Ask your children or grandchildren for a definition of “dissing” and, chances are, the answer you get will include words like rudeness and insults. Ask what the word “respect” means and the reply will probably be vague or abstract and have more to do with love (or fear) than with high regard. They may claim to respect their parents but feel they are old-fashioned and don’t understand how things are for kids these days.
Of course, they will insist they respect authority, and in the next breath tell you how they sneaked out of study hall, went joyriding when they were supposedly at the library, and “snowed” the coach about a missed practice. They’ll stand tall and salute the flag when it passes by in the homecoming parade, then dash off with their friends and their fake ID to buy beer or cigarettes for the unsupervised party that will follow the big game– if they don’t get caught going over the speed limit.
Somehow, respect for the flag doesn’t have anything to do with obeying the laws of the nation, state, or town it represents.
I wonder how many times our reasonably good kids have heard tales told around the dinner table about how Dad or Grandpa got away with something in their youth? Or heard Mom and Aunt Darla giggling over memories of the antics at slumber-parties when they were in high school? How many times have they been in the car when Mom or Dad ran a red light, hit the brake when a patrol car came over the hill, or sipped on a beer during a long, tedious drive? Minor things, agreed, but when our kids see us stretch the rules, they come to believe it’s okay, as long as you don’t get caught. In order to earn respect, I believe we have to be respectable. Our kids figure out that parents and others in authority have feet of clay, we lose our credibility and, thus, the respect we need to be effective.

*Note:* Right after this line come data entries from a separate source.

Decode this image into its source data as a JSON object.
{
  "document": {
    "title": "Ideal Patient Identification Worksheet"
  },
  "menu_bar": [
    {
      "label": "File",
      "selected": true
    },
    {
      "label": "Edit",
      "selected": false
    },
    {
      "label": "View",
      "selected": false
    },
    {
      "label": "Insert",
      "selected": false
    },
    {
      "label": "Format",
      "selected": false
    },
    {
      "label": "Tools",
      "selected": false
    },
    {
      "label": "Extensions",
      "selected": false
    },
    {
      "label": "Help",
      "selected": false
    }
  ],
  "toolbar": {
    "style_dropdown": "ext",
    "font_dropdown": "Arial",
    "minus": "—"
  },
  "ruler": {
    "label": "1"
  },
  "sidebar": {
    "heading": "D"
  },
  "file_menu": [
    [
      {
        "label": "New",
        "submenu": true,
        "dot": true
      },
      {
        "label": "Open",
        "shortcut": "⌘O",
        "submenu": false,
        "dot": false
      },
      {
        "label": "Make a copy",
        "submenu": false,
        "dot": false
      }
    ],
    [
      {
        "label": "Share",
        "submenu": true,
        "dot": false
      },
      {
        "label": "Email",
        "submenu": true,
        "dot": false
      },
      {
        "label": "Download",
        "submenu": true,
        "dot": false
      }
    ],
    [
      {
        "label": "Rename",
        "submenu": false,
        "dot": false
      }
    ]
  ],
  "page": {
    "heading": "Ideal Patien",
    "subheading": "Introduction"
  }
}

Respectability, as I see it, has to do with being admirable, trustworthy, consistent and fair. Respect has to do with a belief that the parent (or other authority) is right and should be trusted and obeyed. If you truly respect someone, then you don’t question what they tell you. You take their advice even if you don’t totally understand it. You obey their rules without arguing that yours is a special case. If not, then you are dissing– disrespecting– and that is one of the things that defines bullying.
In order to support feelings of his own superiority, the bully has to make his victim feel inferior, and the most efficient road to that end is to treat him with disrespect, and to convince his cohorts that they, too, are superior. This is why most bullies tend to do their damage when they have witnesses. Another way to achieve that reputation of superiority, is to avoid actual confrontation and deliver the insults by other means such as graffiti, computer, anonymous notes or phone calls. Unfortunately, the Internet and cell phones make it fairly easy for the bully to escape detection. Equally unfortunate is the fact that, once an ugly rumor or insulting message is out there in cyberspace, it can reach many more than just a handful of witnesses, and it makes little difference if it is founded in fact or not.

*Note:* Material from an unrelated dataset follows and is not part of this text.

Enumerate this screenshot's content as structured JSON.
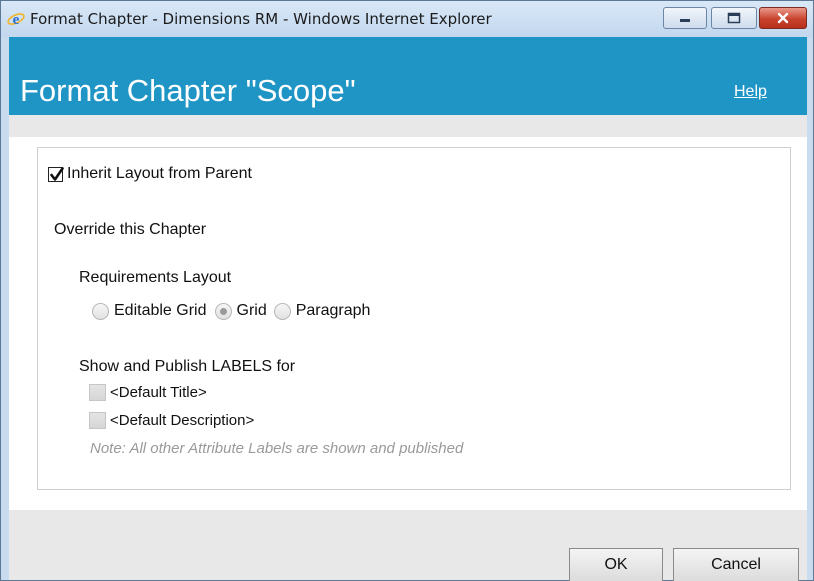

You hear a lot these days about schools setting out to teach respect. They’re worried about students who do everything from sassing the teachers to bringing guns to school. They’re worried about bullying and lack of good sportsmanship. They wonder if competitiveness, as fostered by sports, playground activities, contests, awards and gold stars may be responsible for violence, prejudice and the “me first” attitude of so many students.
It seems to me that, without competition, we’d never have any improvements in the human race. School sports were designed, at least initially, to teach students to strive for success, to work with others for a common goal, and to feel good about themselves. We must guard against losing sight of that goal, for how can we achieve those things without the competition inherent in organized sports? Why would we have programs for those gifted and talented students who are academically superior and deny similar opportunities for those whose talents are mainly athletic?
We owe it to the future of the human race, to make all our children feel good about themselves– not by comparing them to other children, but by celebrating their individual accomplishments and growth. As self-worth and self-respect grow, the need to bully others diminishes.